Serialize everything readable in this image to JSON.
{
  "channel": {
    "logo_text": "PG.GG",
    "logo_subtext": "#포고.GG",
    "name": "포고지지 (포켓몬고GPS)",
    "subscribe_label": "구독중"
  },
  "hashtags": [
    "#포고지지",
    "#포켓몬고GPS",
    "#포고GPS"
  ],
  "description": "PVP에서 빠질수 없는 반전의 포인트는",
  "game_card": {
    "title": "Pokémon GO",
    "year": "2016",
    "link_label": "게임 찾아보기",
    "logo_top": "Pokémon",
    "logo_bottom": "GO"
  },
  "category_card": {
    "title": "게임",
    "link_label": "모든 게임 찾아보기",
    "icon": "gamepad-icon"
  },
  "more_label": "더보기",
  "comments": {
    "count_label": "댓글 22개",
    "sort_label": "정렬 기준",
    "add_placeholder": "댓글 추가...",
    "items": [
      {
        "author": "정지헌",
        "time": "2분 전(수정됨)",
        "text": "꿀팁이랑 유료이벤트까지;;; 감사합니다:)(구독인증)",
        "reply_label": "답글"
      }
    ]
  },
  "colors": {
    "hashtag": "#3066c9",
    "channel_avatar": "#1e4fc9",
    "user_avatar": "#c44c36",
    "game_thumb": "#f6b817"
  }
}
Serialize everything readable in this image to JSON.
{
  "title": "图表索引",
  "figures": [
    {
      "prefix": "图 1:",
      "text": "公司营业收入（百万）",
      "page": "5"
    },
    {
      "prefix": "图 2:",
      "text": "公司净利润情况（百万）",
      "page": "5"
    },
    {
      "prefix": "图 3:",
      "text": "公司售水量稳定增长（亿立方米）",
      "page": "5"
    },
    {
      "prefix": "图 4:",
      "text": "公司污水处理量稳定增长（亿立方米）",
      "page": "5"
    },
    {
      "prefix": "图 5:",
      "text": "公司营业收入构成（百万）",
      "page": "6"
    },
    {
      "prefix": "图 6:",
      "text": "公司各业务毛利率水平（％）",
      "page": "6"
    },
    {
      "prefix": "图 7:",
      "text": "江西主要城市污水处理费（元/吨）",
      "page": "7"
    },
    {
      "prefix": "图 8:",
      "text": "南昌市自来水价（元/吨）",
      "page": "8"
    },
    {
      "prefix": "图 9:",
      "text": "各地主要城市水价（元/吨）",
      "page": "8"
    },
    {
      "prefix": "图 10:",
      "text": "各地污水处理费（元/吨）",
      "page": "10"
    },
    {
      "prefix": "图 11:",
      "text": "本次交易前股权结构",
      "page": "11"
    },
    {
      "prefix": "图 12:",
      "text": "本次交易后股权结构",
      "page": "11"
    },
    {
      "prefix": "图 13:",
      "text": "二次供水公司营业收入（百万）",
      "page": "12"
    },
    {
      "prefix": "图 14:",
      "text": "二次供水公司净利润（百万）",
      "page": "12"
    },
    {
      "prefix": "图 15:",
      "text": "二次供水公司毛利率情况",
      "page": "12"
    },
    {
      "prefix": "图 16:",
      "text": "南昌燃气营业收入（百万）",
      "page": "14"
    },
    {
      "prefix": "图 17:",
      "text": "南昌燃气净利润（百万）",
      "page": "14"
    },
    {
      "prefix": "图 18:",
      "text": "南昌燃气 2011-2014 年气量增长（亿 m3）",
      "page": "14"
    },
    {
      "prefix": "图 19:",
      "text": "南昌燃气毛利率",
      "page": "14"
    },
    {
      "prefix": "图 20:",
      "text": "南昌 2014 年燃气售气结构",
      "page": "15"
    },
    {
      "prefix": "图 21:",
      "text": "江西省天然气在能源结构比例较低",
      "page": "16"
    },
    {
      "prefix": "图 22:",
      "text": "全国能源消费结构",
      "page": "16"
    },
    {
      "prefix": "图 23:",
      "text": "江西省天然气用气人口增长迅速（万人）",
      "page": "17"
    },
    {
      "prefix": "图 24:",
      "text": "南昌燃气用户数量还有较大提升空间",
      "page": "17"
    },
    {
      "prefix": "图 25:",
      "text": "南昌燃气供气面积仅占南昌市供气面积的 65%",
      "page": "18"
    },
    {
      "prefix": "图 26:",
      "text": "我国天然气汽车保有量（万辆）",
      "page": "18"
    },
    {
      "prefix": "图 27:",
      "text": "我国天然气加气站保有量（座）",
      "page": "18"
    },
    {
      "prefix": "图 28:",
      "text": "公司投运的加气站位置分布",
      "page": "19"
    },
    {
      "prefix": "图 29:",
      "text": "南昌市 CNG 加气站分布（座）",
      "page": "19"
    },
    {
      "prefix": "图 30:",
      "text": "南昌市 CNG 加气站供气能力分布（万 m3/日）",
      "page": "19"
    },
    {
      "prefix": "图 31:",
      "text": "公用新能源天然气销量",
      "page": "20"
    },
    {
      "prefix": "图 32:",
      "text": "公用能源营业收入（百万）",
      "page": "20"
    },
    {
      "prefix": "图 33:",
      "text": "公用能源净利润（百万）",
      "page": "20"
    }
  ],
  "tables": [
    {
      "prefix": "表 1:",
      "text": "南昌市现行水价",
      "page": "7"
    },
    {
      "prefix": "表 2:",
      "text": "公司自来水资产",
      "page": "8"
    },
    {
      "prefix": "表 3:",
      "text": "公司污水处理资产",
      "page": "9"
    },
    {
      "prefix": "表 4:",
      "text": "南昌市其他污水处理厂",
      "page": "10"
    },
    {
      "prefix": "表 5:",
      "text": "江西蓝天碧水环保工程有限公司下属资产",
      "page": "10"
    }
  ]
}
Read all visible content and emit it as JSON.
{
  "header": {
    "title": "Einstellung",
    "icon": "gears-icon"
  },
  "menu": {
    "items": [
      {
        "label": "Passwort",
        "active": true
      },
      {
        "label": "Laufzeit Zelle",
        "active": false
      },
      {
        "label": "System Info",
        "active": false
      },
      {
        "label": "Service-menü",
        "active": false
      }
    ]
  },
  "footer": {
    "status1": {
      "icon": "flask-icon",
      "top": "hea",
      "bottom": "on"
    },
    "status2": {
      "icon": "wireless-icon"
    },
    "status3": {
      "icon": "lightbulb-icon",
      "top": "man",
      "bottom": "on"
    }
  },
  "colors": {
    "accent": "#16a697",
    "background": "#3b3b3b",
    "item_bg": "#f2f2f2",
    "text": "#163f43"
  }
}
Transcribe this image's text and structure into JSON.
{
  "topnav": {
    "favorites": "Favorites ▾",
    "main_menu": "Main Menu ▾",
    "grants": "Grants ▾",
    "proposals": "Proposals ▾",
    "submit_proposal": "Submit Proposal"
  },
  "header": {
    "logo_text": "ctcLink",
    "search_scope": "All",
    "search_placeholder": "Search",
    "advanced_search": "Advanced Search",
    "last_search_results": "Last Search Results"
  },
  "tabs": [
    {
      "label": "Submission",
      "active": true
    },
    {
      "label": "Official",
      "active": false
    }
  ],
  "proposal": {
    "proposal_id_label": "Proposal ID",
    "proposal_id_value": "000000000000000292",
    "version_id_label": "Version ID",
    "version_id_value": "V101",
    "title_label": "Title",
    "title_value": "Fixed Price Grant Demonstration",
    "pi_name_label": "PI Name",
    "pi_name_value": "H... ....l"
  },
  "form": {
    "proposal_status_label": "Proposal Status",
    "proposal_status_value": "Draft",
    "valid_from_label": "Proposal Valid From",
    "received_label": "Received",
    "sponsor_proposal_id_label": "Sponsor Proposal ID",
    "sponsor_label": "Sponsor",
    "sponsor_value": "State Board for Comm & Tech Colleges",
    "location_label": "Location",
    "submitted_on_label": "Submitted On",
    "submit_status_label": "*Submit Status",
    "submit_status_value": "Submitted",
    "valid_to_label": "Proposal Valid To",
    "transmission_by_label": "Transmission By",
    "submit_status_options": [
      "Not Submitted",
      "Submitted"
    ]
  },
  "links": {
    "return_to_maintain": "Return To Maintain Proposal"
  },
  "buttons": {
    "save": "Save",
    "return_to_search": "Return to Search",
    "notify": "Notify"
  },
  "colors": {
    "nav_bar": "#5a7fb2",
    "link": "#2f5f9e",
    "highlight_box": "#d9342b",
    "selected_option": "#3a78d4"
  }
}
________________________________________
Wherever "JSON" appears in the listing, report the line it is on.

Serialize everything readable in this image to JSON.
Serialize everything readable in this image to JSON.
Read all visible content and emit it as JSON.
Transcribe this image's text and structure into JSON.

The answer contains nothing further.